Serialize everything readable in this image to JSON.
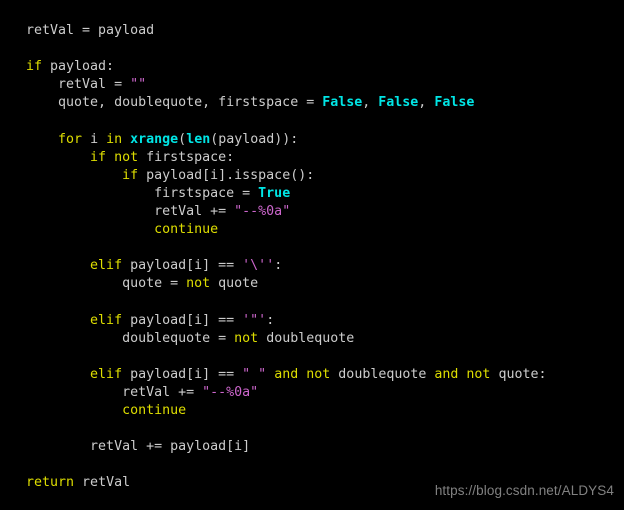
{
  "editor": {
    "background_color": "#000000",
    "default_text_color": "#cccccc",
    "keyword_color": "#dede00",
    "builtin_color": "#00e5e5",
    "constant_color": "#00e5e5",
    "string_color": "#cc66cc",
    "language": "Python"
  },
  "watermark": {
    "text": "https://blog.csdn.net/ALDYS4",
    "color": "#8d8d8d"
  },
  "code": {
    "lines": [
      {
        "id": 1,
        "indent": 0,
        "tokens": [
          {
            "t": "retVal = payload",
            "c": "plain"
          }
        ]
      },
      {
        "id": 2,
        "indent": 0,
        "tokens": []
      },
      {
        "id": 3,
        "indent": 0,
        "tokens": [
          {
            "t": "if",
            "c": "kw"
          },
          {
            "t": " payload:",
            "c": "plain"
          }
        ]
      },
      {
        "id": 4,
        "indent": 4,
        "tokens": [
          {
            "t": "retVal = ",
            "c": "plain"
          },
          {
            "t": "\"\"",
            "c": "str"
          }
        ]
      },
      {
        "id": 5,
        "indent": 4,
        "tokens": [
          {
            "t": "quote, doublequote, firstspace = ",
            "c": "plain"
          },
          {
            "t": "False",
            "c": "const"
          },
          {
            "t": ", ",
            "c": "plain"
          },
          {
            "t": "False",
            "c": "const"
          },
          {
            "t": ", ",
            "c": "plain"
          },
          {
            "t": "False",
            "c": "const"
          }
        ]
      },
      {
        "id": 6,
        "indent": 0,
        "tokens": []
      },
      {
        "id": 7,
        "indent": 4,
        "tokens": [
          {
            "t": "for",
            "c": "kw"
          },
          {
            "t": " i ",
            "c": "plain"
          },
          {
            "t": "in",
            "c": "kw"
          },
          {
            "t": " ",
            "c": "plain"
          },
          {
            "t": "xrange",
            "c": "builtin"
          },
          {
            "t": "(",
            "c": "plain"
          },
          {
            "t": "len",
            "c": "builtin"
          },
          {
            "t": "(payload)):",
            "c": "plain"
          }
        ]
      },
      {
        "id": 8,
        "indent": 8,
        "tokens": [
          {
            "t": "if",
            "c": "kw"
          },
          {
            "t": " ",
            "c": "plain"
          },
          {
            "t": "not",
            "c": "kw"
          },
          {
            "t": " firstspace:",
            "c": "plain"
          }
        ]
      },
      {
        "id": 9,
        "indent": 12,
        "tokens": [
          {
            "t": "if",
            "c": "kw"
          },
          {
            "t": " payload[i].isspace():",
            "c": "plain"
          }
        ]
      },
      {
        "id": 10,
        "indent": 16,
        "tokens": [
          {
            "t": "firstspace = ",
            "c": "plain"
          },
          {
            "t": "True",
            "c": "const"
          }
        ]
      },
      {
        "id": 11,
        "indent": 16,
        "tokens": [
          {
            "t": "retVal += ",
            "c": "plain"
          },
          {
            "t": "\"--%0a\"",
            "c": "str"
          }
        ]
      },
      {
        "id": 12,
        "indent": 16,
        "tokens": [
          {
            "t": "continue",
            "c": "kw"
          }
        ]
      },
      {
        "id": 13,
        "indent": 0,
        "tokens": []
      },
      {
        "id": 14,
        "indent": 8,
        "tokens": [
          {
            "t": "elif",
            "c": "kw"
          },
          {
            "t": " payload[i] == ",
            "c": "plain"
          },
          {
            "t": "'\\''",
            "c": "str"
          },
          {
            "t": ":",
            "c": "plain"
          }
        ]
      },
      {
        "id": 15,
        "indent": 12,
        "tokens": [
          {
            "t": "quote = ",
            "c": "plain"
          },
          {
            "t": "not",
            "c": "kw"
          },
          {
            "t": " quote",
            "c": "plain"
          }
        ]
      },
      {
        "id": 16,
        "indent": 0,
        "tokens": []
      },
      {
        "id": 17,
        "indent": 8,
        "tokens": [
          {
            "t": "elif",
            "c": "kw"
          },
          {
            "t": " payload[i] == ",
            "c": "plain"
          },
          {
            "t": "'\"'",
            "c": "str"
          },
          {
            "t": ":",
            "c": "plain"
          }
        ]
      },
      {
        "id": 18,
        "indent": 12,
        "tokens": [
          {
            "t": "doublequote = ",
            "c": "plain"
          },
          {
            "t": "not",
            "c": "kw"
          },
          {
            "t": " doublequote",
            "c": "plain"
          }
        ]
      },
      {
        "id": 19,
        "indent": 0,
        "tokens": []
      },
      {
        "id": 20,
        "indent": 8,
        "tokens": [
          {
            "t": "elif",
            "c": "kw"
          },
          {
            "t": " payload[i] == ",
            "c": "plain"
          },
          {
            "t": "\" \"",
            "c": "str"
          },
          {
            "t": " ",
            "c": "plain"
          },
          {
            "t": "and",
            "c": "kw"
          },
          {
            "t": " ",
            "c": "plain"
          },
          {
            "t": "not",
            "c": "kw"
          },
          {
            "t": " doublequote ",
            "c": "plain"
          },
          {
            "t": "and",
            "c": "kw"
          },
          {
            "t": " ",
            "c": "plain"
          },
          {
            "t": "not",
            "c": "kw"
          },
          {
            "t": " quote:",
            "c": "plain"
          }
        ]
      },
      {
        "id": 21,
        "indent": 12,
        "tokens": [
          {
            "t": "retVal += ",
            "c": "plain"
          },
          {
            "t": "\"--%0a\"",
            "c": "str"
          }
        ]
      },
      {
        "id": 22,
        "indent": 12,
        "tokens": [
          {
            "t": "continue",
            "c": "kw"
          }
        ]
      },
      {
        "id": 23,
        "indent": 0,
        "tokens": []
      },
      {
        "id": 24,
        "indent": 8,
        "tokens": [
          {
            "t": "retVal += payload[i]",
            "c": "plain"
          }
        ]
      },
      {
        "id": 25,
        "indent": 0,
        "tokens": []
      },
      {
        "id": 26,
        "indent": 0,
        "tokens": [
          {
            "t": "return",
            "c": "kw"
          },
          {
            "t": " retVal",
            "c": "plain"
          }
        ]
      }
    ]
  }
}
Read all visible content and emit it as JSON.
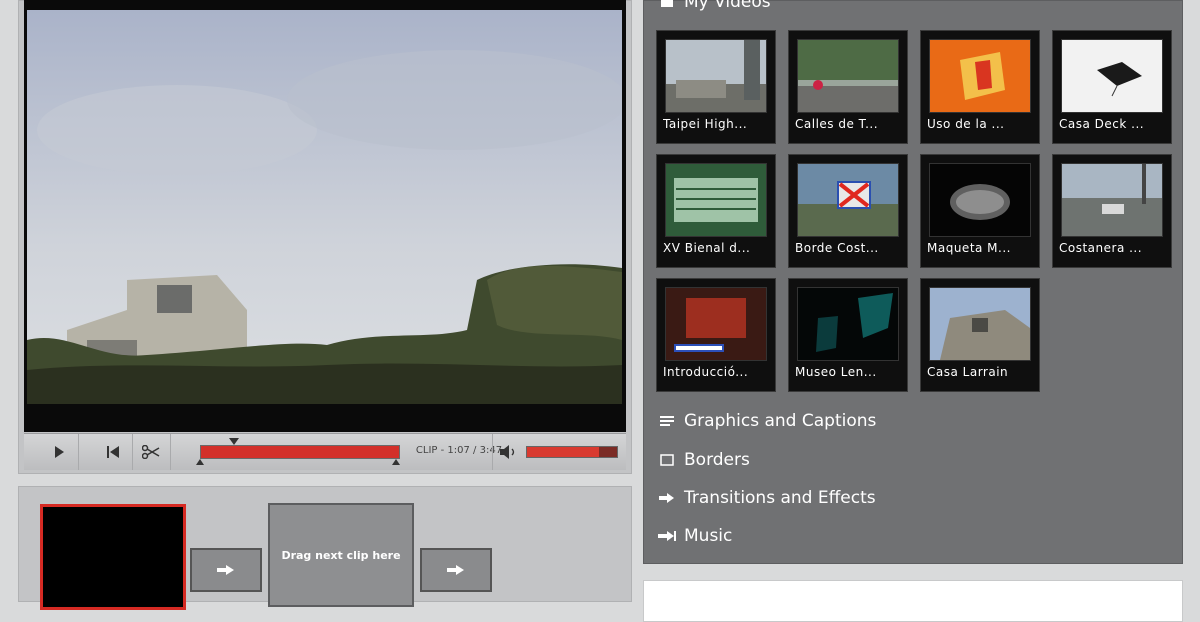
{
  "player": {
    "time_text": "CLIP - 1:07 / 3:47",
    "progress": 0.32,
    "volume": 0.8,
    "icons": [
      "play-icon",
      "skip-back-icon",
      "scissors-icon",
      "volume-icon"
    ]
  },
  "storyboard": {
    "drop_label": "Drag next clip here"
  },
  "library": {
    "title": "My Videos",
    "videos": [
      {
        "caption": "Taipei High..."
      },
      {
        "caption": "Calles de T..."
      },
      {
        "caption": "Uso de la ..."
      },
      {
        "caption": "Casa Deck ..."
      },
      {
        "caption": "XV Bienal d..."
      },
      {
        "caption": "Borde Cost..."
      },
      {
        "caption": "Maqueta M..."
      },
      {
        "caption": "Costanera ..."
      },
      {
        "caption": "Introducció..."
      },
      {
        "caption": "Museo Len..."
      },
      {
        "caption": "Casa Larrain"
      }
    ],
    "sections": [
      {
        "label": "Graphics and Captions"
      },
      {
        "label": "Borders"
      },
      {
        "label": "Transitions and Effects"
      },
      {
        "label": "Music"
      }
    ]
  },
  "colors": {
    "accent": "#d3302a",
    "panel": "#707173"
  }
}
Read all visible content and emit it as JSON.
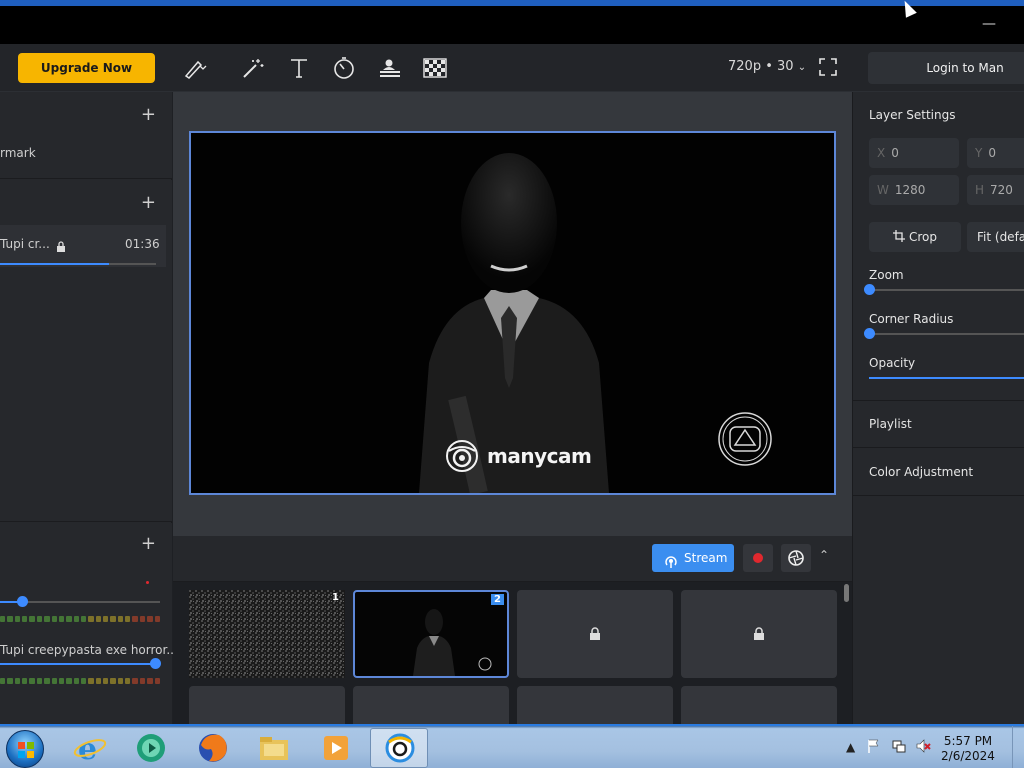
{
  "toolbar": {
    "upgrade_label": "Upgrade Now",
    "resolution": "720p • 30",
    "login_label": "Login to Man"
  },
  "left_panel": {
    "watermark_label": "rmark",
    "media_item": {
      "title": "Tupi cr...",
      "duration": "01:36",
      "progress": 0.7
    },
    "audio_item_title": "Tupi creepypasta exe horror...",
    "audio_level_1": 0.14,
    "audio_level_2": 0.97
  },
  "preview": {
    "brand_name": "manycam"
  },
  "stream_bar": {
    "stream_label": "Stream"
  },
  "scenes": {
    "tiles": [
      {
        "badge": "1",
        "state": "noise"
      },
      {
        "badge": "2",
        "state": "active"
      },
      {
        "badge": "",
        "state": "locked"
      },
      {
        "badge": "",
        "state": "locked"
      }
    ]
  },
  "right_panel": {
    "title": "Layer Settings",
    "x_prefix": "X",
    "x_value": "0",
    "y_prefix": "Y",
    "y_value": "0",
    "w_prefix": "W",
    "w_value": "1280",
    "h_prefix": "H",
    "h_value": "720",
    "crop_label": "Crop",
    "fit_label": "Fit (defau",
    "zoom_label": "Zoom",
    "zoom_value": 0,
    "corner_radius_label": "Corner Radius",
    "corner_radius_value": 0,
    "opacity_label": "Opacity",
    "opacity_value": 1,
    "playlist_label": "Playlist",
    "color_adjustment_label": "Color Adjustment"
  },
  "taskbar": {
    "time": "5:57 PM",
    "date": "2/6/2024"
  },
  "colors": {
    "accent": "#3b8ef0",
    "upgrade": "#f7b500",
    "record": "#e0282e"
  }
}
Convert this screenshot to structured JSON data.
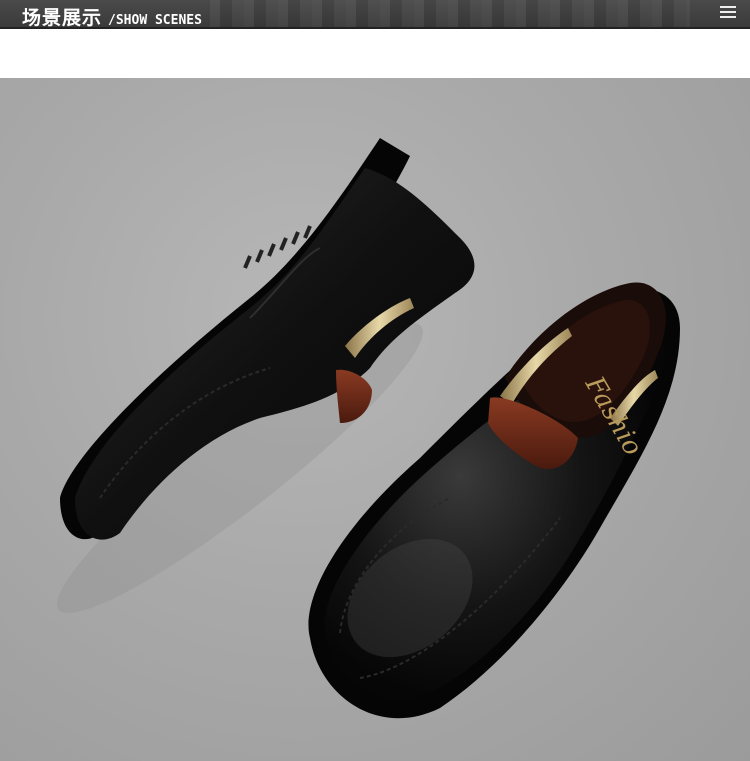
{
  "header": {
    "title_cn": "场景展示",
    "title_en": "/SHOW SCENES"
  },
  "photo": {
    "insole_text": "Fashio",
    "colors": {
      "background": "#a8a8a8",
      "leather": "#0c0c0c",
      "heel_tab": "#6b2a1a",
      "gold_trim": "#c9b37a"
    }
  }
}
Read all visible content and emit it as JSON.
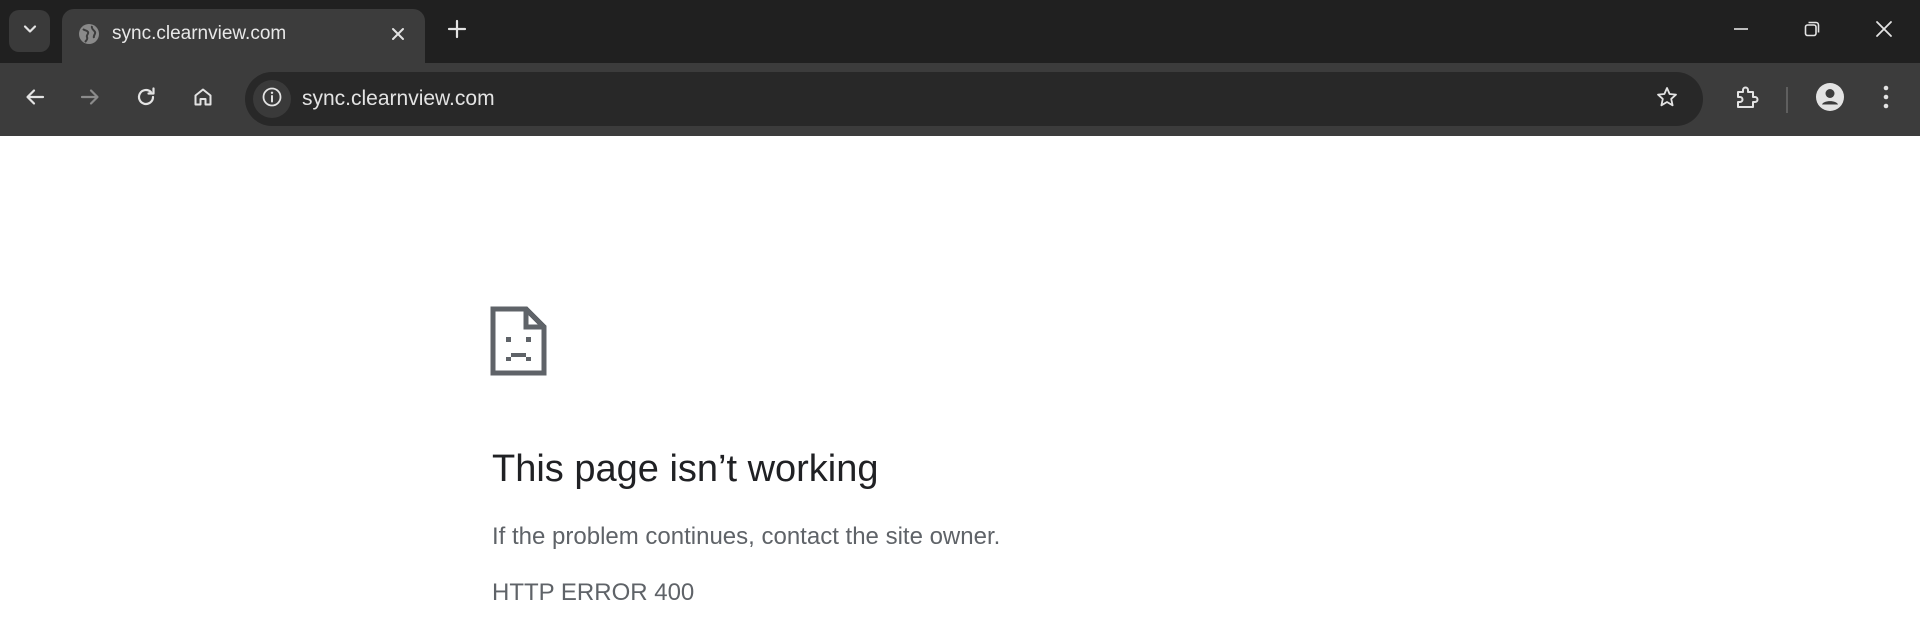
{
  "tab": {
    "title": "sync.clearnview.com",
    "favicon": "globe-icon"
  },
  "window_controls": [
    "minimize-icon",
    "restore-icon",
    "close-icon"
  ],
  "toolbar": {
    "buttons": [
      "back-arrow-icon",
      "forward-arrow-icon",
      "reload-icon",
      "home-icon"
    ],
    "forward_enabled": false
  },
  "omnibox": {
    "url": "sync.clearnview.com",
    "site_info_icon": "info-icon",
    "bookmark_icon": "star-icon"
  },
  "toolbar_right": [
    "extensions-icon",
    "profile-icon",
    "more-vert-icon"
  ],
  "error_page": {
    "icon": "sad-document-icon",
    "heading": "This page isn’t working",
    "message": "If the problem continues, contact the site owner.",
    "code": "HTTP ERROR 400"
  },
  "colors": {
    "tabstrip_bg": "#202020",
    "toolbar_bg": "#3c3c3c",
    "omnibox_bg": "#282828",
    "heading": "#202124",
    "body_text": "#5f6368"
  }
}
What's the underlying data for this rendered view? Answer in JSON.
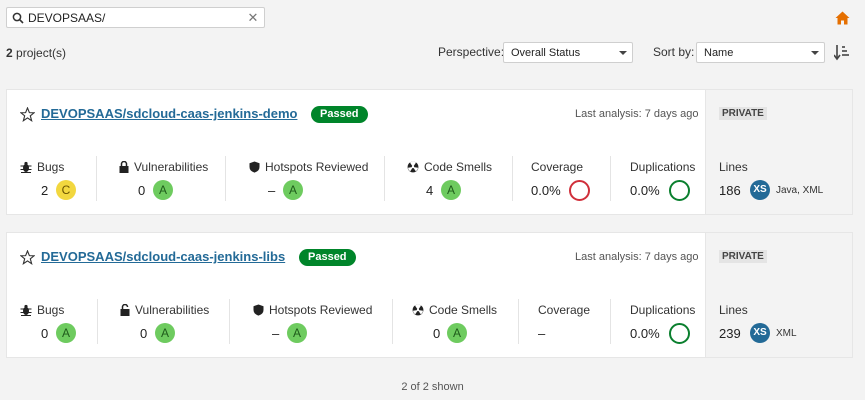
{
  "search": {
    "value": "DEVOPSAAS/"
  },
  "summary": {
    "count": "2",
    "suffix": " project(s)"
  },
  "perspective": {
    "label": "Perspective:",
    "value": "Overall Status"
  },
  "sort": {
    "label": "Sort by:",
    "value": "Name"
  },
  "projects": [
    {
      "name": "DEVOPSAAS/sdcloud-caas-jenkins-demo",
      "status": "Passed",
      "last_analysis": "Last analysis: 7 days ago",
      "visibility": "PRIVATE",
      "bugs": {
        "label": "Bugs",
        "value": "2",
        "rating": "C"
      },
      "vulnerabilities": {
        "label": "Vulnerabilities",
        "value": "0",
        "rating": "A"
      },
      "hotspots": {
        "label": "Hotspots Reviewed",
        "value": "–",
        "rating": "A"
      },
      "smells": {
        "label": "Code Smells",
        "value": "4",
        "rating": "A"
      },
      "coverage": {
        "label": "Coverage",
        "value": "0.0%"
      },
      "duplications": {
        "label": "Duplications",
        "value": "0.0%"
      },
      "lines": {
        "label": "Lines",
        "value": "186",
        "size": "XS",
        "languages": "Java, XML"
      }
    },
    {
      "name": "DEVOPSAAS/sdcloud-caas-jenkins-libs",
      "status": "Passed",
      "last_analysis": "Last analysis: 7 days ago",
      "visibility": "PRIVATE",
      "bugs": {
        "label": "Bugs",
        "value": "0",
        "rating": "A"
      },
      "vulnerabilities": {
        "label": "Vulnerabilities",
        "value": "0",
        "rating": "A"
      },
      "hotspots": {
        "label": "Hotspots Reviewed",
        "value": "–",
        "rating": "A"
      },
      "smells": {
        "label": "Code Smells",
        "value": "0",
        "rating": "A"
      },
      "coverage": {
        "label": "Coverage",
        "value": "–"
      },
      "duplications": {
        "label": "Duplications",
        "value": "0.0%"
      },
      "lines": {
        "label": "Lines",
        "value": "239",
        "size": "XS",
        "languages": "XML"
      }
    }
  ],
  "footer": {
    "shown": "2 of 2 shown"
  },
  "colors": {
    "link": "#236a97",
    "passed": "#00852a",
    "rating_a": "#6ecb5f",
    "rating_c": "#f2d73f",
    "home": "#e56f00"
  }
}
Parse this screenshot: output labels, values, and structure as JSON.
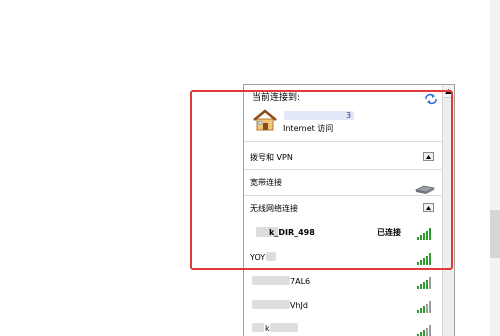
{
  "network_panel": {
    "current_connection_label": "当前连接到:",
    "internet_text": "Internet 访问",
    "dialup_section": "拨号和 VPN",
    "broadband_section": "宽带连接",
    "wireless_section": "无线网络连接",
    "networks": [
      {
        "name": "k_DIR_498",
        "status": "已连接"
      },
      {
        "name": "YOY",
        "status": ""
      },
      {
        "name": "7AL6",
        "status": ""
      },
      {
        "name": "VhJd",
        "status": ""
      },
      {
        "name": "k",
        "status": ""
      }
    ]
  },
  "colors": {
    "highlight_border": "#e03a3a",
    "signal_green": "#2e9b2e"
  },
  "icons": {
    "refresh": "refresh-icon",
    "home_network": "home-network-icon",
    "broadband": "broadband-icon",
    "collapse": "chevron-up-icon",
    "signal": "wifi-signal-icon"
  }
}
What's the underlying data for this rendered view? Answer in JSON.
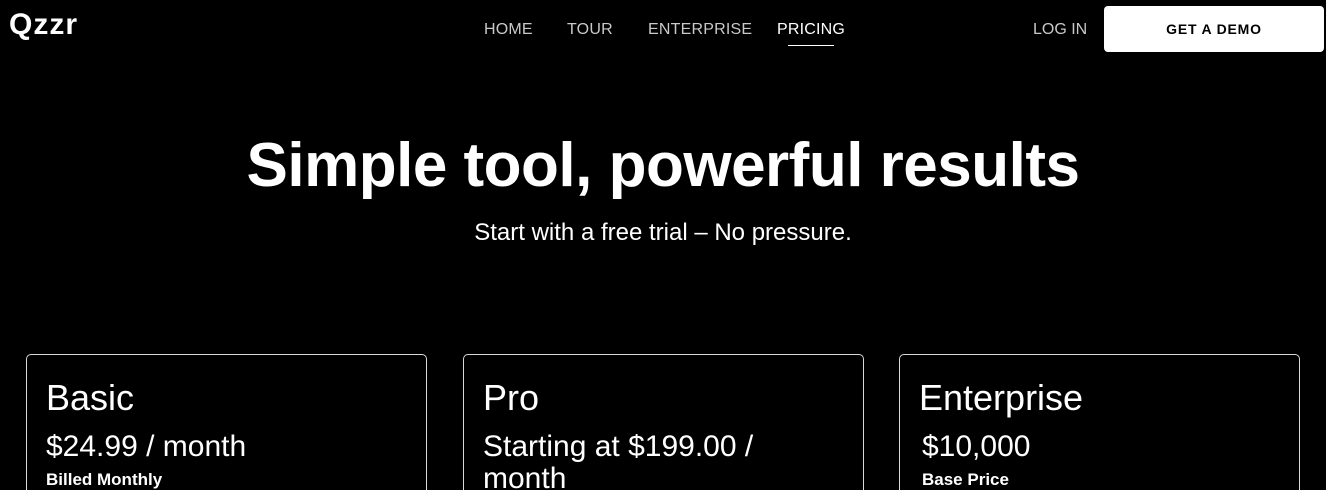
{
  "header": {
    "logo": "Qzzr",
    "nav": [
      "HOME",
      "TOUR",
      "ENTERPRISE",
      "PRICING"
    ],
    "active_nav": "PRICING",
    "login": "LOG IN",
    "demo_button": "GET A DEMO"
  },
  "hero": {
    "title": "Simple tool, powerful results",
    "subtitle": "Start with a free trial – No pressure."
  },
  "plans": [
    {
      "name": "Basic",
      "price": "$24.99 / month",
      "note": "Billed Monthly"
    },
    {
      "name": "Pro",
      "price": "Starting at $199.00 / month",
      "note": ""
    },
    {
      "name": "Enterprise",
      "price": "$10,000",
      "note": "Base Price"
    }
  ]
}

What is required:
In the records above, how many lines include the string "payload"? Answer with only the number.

Answer area:
8